The recent MoU between Ashoka University and the University of Michigan comes as a boon to improving the liberal arts education in the country.

The top colleges in the country for social sciences do not figure anywhere in the top 200 institutions of study in the world. Anyone on a lookout for a good course in the humanities has to often look at options in select universities in north India. A number of students, otherwise, consider options of study abroad mainly in Europe and the U.S.

This is where several like-minded individuals with distinctive academic and professional merit joined hands to bridge the lacunae and came out with a vision for a better education in the liberal arts.

The founders of Ashoka University are realising this vision with the support of the leading academicians, from Andre Beteille to Christope Jaffrelot, and the likes of Kiran Karnik and Deepak Parekh who mentored students during the Young India Fellowship (YIF).

Skills and values

“The skills and values (critical thinking, team work, communication, social sensibility and commitment) that we acquired over the years was something we wanted young people in the country to have exposure to at an early stage rather than discover later,” says Pramath Raj Sinha, one of the founders at Ashoka University.

The Memorandum of Understanding (MoU) between the University of Michigan and Ashoka University was signed for future collaborations in student and faculty exchanges. “A liberal arts education is an unparalleled foundation for a life filled with creativity and innovation. That is why we are so impressed by the plans for Ashoka University and what they mean for Indian students. We are honoured to be the first public university to be an Ashoka partner,” says Mary Sue Coleman, president, University of Michigan.

“We see this collaboration as an opportunity to contribute our long-term expertise and undergrad experience to Ashoka,” says Prof. Farina Mir, Director of the Center for South Asian Studies at the University of Michigan.
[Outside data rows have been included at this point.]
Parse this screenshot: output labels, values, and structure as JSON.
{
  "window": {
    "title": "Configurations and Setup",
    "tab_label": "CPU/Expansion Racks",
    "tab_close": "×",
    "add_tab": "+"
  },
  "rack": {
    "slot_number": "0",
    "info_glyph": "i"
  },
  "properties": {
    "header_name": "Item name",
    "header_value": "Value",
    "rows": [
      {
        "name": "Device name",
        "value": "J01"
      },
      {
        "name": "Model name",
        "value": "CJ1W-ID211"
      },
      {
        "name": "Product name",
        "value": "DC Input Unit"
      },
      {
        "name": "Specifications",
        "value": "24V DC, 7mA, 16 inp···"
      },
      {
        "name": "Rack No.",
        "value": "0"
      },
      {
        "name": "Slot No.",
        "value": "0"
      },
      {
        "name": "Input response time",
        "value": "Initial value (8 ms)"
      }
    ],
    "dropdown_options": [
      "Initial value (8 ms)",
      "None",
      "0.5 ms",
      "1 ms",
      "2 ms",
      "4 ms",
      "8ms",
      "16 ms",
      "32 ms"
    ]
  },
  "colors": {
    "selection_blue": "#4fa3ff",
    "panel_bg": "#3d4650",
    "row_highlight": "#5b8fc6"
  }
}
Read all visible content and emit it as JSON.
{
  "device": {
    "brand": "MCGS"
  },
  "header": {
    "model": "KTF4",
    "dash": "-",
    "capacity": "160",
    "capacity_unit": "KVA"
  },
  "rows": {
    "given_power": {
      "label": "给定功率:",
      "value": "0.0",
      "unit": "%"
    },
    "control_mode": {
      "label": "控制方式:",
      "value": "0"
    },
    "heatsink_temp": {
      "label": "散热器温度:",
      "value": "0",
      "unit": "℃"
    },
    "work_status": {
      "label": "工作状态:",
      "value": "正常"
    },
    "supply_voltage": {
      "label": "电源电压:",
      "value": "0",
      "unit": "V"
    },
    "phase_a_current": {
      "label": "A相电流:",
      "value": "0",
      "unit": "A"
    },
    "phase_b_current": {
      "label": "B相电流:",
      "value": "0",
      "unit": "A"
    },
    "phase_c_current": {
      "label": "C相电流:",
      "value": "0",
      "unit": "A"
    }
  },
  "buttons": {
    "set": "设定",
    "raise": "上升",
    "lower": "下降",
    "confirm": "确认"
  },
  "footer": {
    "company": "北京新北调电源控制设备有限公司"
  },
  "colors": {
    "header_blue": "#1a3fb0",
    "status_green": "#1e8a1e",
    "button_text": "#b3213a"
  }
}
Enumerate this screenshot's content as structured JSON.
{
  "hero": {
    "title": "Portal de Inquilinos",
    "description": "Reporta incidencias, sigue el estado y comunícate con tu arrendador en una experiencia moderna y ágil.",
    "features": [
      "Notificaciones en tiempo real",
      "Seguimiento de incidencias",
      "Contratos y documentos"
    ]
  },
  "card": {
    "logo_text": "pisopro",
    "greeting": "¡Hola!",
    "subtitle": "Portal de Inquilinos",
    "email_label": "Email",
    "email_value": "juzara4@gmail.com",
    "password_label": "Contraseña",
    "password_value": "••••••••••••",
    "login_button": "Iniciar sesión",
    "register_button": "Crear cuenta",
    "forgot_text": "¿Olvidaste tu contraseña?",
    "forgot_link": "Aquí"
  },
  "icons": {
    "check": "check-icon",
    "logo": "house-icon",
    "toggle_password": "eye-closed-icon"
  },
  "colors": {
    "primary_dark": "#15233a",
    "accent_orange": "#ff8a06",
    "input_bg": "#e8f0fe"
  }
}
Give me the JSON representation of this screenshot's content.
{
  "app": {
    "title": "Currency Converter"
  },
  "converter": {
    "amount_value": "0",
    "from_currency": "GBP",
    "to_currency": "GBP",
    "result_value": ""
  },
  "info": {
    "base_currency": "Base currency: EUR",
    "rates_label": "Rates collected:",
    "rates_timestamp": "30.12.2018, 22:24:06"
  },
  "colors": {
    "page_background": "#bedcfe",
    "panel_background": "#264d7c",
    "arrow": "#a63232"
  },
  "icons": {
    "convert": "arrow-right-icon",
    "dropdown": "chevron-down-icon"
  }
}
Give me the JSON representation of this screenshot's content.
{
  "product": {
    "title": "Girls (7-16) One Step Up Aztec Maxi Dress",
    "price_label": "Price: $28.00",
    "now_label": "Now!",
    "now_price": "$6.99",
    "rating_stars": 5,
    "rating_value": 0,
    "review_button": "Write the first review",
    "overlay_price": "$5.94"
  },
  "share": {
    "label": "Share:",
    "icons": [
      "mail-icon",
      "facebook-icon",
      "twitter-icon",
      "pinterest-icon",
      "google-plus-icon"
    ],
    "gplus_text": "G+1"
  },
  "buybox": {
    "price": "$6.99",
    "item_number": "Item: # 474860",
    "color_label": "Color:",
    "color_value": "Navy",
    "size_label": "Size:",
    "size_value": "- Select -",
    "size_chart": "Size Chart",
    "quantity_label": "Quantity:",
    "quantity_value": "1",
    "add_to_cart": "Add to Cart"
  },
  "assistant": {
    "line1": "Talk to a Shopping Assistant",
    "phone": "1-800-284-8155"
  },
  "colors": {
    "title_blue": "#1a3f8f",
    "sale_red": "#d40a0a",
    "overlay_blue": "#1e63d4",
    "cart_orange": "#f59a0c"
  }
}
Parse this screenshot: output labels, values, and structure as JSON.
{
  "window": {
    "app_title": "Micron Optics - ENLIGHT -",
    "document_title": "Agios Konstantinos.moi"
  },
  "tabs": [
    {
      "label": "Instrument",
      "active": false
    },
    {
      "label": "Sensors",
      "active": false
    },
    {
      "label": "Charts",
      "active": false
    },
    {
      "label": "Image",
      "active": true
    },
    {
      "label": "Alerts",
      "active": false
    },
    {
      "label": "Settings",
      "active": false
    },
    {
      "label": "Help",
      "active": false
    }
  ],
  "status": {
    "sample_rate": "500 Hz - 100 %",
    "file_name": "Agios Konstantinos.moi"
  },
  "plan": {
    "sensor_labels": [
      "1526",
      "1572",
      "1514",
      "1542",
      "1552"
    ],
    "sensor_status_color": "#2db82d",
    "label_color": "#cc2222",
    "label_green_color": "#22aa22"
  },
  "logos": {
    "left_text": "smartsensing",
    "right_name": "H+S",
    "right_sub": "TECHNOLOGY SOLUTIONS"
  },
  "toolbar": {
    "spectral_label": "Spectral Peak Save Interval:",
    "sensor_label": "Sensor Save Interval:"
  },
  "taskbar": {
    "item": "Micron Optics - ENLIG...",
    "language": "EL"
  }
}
Prof. Mir emphasised the role of developing the pedagogy at Ashoka in the long run.

Ashoka University which has partnered with the University of Pennsylvania for the YIF, in terms of faculty support, was aided by it in designing the computer science programme.

Likewise, it plans to engage with the University of Michigan for shaping its faculty. Vineet Gupta, one of the founders, says that the University of Michigan will be engaged in the long run in mentoring a young faculty.

Prof. Jonathan Gil Harris, who has taught at YIF, says that he was impressed by the approach of students who enjoyed engaging in discussions, which was opposed to the rote-learning structure he was wary of before making a teaching commitment.

The undergraduate programme, with a multi-disciplinary focus, will be in place from next year. “Ashoka emphasises liberal learning. Knowledge of multiple fields will help students develop a wide perspective,” says Madhavi Menon, Professor of English.

Besides majoring in the core subject of English, Economics, History, Sociology or Computer Science, foundation courses in an array of disciplines from “Mathematics and Logic” to “‘Trends in History” and “Critical Thinking” will be offered. As part of “Ashoka Quest”, students will have to do internships in the social and corporate sector, in addition to elective courses.